Provide the data again exactly, including every line that follows.

╔══

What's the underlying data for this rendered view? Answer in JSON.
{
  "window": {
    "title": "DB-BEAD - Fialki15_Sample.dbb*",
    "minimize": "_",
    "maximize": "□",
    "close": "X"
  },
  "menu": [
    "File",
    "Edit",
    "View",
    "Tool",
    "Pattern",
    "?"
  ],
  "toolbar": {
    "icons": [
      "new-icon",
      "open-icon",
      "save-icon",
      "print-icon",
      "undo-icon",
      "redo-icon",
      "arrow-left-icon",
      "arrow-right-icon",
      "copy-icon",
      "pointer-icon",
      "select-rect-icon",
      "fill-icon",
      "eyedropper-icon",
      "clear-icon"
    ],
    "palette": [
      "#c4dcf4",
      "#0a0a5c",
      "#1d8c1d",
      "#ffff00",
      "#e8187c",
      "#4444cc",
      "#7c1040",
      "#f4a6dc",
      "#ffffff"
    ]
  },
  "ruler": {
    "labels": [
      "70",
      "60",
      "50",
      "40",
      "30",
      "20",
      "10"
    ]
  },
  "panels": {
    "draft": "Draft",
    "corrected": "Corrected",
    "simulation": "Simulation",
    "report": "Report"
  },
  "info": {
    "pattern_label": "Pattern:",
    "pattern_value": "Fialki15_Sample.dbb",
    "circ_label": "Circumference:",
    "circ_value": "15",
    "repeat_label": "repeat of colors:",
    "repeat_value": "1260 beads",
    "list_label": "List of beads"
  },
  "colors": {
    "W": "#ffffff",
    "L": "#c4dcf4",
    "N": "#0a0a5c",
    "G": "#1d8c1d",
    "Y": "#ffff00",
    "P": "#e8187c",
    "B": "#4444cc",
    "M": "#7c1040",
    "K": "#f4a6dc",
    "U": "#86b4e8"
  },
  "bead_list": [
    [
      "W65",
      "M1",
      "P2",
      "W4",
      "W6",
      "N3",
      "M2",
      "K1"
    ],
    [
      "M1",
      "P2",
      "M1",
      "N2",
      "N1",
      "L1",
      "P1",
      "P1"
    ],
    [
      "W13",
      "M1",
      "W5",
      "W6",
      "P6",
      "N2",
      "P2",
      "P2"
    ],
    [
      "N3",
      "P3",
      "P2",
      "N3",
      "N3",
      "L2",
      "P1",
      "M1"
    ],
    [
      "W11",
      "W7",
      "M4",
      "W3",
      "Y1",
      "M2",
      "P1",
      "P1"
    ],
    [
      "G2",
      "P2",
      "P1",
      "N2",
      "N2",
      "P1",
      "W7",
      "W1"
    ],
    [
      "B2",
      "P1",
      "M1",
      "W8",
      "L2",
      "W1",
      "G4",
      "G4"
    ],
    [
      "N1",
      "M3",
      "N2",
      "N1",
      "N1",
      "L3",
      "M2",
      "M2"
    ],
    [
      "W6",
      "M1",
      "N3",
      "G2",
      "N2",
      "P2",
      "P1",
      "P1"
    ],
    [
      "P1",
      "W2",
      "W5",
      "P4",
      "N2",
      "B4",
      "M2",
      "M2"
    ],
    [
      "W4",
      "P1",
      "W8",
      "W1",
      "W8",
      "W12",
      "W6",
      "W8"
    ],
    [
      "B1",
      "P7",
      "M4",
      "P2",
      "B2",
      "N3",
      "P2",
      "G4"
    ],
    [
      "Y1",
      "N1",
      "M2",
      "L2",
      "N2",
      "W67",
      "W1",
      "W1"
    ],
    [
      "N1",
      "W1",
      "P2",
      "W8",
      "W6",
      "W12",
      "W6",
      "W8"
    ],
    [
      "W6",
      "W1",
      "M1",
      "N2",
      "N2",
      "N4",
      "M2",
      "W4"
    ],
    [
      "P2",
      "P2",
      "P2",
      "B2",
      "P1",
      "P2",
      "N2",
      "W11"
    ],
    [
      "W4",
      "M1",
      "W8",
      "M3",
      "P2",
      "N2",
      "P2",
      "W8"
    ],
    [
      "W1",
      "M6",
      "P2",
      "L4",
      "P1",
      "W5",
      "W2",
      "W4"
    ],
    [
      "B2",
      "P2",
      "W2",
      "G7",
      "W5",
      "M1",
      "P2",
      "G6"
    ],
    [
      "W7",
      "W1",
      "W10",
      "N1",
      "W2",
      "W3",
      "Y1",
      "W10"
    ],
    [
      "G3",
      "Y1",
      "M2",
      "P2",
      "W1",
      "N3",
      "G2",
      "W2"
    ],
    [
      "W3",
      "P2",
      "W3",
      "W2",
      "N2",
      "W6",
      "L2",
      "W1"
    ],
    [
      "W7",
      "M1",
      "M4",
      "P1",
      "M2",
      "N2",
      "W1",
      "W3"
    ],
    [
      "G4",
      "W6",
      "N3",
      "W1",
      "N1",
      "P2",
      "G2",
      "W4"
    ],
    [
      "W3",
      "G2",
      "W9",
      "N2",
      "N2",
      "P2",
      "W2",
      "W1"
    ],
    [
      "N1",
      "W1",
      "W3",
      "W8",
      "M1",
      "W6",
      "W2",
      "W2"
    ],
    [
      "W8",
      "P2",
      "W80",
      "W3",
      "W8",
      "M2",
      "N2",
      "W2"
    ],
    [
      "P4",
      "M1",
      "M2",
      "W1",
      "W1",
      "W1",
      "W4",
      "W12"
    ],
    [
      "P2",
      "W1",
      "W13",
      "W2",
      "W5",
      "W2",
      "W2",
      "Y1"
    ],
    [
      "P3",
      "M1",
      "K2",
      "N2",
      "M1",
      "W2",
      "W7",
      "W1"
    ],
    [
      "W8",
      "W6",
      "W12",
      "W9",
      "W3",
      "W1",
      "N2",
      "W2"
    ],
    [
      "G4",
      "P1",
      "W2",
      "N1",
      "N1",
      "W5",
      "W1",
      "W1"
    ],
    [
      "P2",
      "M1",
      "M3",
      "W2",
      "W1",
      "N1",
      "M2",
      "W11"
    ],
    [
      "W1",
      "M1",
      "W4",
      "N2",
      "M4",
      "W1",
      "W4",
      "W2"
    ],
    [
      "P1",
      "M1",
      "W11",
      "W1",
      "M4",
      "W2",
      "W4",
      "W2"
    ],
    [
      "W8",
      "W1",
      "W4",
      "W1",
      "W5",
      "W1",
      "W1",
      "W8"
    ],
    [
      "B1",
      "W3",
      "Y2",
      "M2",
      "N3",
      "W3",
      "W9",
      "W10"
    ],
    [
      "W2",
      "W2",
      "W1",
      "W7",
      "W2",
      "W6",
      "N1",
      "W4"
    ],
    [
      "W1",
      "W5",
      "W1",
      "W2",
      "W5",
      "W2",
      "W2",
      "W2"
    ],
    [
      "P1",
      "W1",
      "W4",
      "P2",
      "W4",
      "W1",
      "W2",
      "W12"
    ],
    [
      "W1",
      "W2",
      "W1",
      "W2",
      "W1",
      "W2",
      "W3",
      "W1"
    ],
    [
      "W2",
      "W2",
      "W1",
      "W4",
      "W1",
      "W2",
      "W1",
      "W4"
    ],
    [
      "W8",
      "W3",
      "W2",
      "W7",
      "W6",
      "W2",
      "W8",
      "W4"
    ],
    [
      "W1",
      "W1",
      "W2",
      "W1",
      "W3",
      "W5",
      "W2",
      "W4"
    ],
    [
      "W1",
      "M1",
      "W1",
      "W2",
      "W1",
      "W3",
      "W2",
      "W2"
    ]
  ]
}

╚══

Result for this task:
What's the underlying data for this rendered view? Answer in JSON.
{
  "window": {
    "title": "DB-BEAD - Fialki15_Sample.dbb*",
    "minimize": "_",
    "maximize": "□",
    "close": "X"
  },
  "menu": [
    "File",
    "Edit",
    "View",
    "Tool",
    "Pattern",
    "?"
  ],
  "toolbar": {
    "icons": [
      "new-icon",
      "open-icon",
      "save-icon",
      "print-icon",
      "undo-icon",
      "redo-icon",
      "arrow-left-icon",
      "arrow-right-icon",
      "copy-icon",
      "pointer-icon",
      "select-rect-icon",
      "fill-icon",
      "eyedropper-icon",
      "clear-icon"
    ],
    "palette": [
      "#c4dcf4",
      "#0a0a5c",
      "#1d8c1d",
      "#ffff00",
      "#e8187c",
      "#4444cc",
      "#7c1040",
      "#f4a6dc",
      "#ffffff"
    ]
  },
  "ruler": {
    "labels": [
      "70",
      "60",
      "50",
      "40",
      "30",
      "20",
      "10"
    ]
  },
  "panels": {
    "draft": "Draft",
    "corrected": "Corrected",
    "simulation": "Simulation",
    "report": "Report"
  },
  "info": {
    "pattern_label": "Pattern:",
    "pattern_value": "Fialki15_Sample.dbb",
    "circ_label": "Circumference:",
    "circ_value": "15",
    "repeat_label": "repeat of colors:",
    "repeat_value": "1260 beads",
    "list_label": "List of beads"
  },
  "colors": {
    "W": "#ffffff",
    "L": "#c4dcf4",
    "N": "#0a0a5c",
    "G": "#1d8c1d",
    "Y": "#ffff00",
    "P": "#e8187c",
    "B": "#4444cc",
    "M": "#7c1040",
    "K": "#f4a6dc",
    "U": "#86b4e8"
  },
  "bead_list": [
    [
      "W65",
      "M1",
      "P2",
      "W4",
      "W6",
      "N3",
      "M2",
      "K1"
    ],
    [
      "M1",
      "P2",
      "M1",
      "N2",
      "N1",
      "L1",
      "P1",
      "P1"
    ],
    [
      "W13",
      "M1",
      "W5",
      "W6",
      "P6",
      "N2",
      "P2",
      "P2"
    ],
    [
      "N3",
      "P3",
      "P2",
      "N3",
      "N3",
      "L2",
      "P1",
      "M1"
    ],
    [
      "W11",
      "W7",
      "M4",
      "W3",
      "Y1",
      "M2",
      "P1",
      "P1"
    ],
    [
      "G2",
      "P2",
      "P1",
      "N2",
      "N2",
      "P1",
      "W7",
      "W1"
    ],
    [
      "B2",
      "P1",
      "M1",
      "W8",
      "L2",
      "W1",
      "G4",
      "G4"
    ],
    [
      "N1",
      "M3",
      "N2",
      "N1",
      "N1",
      "L3",
      "M2",
      "M2"
    ],
    [
      "W6",
      "M1",
      "N3",
      "G2",
      "N2",
      "P2",
      "P1",
      "P1"
    ],
    [
      "P1",
      "W2",
      "W5",
      "P4",
      "N2",
      "B4",
      "M2",
      "M2"
    ],
    [
      "W4",
      "P1",
      "W8",
      "W1",
      "W8",
      "W12",
      "W6",
      "W8"
    ],
    [
      "B1",
      "P7",
      "M4",
      "P2",
      "B2",
      "N3",
      "P2",
      "G4"
    ],
    [
      "Y1",
      "N1",
      "M2",
      "L2",
      "N2",
      "W67",
      "W1",
      "W1"
    ],
    [
      "N1",
      "W1",
      "P2",
      "W8",
      "W6",
      "W12",
      "W6",
      "W8"
    ],
    [
      "W6",
      "W1",
      "M1",
      "N2",
      "N2",
      "N4",
      "M2",
      "W4"
    ],
    [
      "P2",
      "P2",
      "P2",
      "B2",
      "P1",
      "P2",
      "N2",
      "W11"
    ],
    [
      "W4",
      "M1",
      "W8",
      "M3",
      "P2",
      "N2",
      "P2",
      "W8"
    ],
    [
      "W1",
      "M6",
      "P2",
      "L4",
      "P1",
      "W5",
      "W2",
      "W4"
    ],
    [
      "B2",
      "P2",
      "W2",
      "G7",
      "W5",
      "M1",
      "P2",
      "G6"
    ],
    [
      "W7",
      "W1",
      "W10",
      "N1",
      "W2",
      "W3",
      "Y1",
      "W10"
    ],
    [
      "G3",
      "Y1",
      "M2",
      "P2",
      "W1",
      "N3",
      "G2",
      "W2"
    ],
    [
      "W3",
      "P2",
      "W3",
      "W2",
      "N2",
      "W6",
      "L2",
      "W1"
    ],
    [
      "W7",
      "M1",
      "M4",
      "P1",
      "M2",
      "N2",
      "W1",
      "W3"
    ],
    [
      "G4",
      "W6",
      "N3",
      "W1",
      "N1",
      "P2",
      "G2",
      "W4"
    ],
    [
      "W3",
      "G2",
      "W9",
      "N2",
      "N2",
      "P2",
      "W2",
      "W1"
    ],
    [
      "N1",
      "W1",
      "W3",
      "W8",
      "M1",
      "W6",
      "W2",
      "W2"
    ],
    [
      "W8",
      "P2",
      "W80",
      "W3",
      "W8",
      "M2",
      "N2",
      "W2"
    ],
    [
      "P4",
      "M1",
      "M2",
      "W1",
      "W1",
      "W1",
      "W4",
      "W12"
    ],
    [
      "P2",
      "W1",
      "W13",
      "W2",
      "W5",
      "W2",
      "W2",
      "Y1"
    ],
    [
      "P3",
      "M1",
      "K2",
      "N2",
      "M1",
      "W2",
      "W7",
      "W1"
    ],
    [
      "W8",
      "W6",
      "W12",
      "W9",
      "W3",
      "W1",
      "N2",
      "W2"
    ],
    [
      "G4",
      "P1",
      "W2",
      "N1",
      "N1",
      "W5",
      "W1",
      "W1"
    ],
    [
      "P2",
      "M1",
      "M3",
      "W2",
      "W1",
      "N1",
      "M2",
      "W11"
    ],
    [
      "W1",
      "M1",
      "W4",
      "N2",
      "M4",
      "W1",
      "W4",
      "W2"
    ],
    [
      "P1",
      "M1",
      "W11",
      "W1",
      "M4",
      "W2",
      "W4",
      "W2"
    ],
    [
      "W8",
      "W1",
      "W4",
      "W1",
      "W5",
      "W1",
      "W1",
      "W8"
    ],
    [
      "B1",
      "W3",
      "Y2",
      "M2",
      "N3",
      "W3",
      "W9",
      "W10"
    ],
    [
      "W2",
      "W2",
      "W1",
      "W7",
      "W2",
      "W6",
      "N1",
      "W4"
    ],
    [
      "W1",
      "W5",
      "W1",
      "W2",
      "W5",
      "W2",
      "W2",
      "W2"
    ],
    [
      "P1",
      "W1",
      "W4",
      "P2",
      "W4",
      "W1",
      "W2",
      "W12"
    ],
    [
      "W1",
      "W2",
      "W1",
      "W2",
      "W1",
      "W2",
      "W3",
      "W1"
    ],
    [
      "W2",
      "W2",
      "W1",
      "W4",
      "W1",
      "W2",
      "W1",
      "W4"
    ],
    [
      "W8",
      "W3",
      "W2",
      "W7",
      "W6",
      "W2",
      "W8",
      "W4"
    ],
    [
      "W1",
      "W1",
      "W2",
      "W1",
      "W3",
      "W5",
      "W2",
      "W4"
    ],
    [
      "W1",
      "M1",
      "W1",
      "W2",
      "W1",
      "W3",
      "W2",
      "W2"
    ]
  ]
}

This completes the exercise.